#### [TASK TO CARRY OUT]
Going through the data below, copy out each line where the word "name" shows up.

[DATA IN THIS EXERCISE Boundary: Start]

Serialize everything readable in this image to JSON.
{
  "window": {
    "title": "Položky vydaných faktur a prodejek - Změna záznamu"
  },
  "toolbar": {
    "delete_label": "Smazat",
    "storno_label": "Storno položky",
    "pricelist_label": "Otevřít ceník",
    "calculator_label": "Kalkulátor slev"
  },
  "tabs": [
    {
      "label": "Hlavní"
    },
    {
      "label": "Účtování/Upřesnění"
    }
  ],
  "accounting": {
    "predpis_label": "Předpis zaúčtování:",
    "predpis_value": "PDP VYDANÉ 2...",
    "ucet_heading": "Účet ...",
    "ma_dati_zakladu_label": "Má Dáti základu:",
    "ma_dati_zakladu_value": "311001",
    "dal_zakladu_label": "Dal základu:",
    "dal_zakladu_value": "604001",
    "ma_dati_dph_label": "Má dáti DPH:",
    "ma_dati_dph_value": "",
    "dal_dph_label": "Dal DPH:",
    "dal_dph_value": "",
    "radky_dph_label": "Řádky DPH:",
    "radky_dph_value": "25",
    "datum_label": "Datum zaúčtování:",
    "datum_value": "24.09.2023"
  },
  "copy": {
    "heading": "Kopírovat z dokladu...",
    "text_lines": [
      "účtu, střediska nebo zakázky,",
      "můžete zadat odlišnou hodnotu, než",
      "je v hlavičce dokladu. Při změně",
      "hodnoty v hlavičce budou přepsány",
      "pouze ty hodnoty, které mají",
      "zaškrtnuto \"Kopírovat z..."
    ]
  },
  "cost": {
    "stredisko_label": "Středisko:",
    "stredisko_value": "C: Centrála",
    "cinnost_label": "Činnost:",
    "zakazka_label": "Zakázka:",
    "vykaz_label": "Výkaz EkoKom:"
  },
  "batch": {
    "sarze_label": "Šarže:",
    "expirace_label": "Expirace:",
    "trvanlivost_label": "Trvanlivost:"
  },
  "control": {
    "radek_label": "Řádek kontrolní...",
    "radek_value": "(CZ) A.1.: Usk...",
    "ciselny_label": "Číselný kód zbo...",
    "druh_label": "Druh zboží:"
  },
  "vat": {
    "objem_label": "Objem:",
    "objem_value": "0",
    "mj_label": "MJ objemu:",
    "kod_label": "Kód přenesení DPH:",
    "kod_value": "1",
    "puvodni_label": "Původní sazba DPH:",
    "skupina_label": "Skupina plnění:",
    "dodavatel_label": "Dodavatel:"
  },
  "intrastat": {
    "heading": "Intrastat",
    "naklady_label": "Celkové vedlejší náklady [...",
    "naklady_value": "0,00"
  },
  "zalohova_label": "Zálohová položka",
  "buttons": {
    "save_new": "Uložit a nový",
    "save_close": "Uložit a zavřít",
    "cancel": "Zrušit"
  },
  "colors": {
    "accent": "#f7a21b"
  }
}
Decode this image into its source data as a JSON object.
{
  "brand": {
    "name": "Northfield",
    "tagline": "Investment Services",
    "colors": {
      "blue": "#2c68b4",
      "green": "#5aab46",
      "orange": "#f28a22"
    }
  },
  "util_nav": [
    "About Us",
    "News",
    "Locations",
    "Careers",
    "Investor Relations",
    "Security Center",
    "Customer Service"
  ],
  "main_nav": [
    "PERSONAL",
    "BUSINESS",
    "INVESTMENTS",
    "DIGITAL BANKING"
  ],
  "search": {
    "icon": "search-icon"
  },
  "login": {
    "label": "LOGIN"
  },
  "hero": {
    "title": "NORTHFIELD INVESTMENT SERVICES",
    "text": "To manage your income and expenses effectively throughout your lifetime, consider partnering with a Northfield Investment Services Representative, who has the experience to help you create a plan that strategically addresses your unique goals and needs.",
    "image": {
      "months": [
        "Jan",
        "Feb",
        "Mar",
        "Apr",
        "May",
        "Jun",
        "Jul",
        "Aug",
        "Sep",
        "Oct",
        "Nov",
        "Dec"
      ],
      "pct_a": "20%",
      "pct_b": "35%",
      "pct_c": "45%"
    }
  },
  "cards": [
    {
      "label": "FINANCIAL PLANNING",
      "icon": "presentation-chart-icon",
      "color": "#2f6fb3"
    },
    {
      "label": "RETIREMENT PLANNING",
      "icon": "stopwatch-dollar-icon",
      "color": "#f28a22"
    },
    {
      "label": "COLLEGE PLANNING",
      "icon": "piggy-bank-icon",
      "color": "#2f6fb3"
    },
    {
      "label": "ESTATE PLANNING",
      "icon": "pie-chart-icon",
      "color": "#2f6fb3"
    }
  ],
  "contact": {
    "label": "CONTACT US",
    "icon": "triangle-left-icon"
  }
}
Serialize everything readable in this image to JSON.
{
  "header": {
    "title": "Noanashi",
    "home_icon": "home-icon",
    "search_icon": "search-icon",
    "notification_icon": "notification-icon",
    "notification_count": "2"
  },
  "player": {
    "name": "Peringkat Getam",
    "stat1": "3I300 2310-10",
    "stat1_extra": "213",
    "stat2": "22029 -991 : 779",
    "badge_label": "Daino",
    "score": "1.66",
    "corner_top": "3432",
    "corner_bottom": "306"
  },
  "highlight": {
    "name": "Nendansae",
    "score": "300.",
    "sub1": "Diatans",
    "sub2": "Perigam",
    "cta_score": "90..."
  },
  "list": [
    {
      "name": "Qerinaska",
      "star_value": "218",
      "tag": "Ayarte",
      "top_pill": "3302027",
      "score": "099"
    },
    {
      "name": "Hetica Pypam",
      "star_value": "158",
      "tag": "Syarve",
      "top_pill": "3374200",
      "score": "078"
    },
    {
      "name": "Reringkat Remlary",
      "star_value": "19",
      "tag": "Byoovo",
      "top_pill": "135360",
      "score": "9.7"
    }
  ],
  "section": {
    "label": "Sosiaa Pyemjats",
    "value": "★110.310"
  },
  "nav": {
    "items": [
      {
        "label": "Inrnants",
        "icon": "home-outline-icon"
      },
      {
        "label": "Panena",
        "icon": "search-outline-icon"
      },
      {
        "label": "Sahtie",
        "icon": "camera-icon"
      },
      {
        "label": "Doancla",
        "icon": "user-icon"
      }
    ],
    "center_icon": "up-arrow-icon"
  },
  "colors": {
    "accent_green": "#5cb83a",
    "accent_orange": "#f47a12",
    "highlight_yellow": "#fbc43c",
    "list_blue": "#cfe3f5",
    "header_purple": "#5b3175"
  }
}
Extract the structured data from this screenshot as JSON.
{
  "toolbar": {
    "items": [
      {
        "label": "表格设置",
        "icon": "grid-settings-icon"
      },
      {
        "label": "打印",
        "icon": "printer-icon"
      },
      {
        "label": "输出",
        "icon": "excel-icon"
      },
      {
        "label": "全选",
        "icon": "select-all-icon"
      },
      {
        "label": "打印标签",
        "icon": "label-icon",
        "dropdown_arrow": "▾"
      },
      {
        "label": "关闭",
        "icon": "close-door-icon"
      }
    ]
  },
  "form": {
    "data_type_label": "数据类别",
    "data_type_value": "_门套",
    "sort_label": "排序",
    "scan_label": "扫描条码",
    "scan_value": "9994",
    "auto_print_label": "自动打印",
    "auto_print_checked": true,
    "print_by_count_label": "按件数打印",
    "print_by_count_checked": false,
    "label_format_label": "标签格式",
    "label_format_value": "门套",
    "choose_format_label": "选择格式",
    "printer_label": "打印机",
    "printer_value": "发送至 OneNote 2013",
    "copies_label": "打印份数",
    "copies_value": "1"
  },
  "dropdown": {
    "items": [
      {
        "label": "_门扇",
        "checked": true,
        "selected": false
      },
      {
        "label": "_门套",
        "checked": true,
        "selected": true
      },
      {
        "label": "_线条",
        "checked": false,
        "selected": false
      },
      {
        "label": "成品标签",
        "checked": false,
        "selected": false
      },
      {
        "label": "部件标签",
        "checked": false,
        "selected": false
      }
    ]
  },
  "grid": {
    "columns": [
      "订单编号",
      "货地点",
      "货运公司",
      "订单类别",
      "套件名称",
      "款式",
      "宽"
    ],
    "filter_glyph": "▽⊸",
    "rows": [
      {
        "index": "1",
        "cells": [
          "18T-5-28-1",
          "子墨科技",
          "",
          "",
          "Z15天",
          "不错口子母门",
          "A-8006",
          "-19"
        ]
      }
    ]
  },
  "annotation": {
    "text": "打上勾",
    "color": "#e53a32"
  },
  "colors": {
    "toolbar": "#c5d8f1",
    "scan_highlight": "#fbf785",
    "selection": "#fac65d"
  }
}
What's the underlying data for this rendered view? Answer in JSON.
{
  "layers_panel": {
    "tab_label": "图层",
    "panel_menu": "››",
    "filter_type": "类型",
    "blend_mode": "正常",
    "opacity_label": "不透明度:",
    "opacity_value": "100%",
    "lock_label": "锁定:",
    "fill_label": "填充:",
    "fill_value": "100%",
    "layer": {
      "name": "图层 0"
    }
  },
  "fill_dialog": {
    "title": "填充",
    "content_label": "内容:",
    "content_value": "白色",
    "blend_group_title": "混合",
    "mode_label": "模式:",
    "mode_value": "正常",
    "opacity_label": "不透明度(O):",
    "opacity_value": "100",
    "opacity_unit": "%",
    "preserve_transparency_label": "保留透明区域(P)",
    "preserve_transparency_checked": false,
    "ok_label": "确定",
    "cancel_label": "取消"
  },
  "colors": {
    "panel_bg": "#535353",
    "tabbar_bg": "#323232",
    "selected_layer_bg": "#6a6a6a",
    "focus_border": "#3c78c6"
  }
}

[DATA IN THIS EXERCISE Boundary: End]

#### [EXERCISE RESPONSE]
    "name": "Northfield",
    "name": "Peringkat Getam",
    "name": "Nendansae",
      "name": "Qerinaska",
      "name": "Hetica Pypam",
      "name": "Reringkat Remlary",
      "name": "图层 0"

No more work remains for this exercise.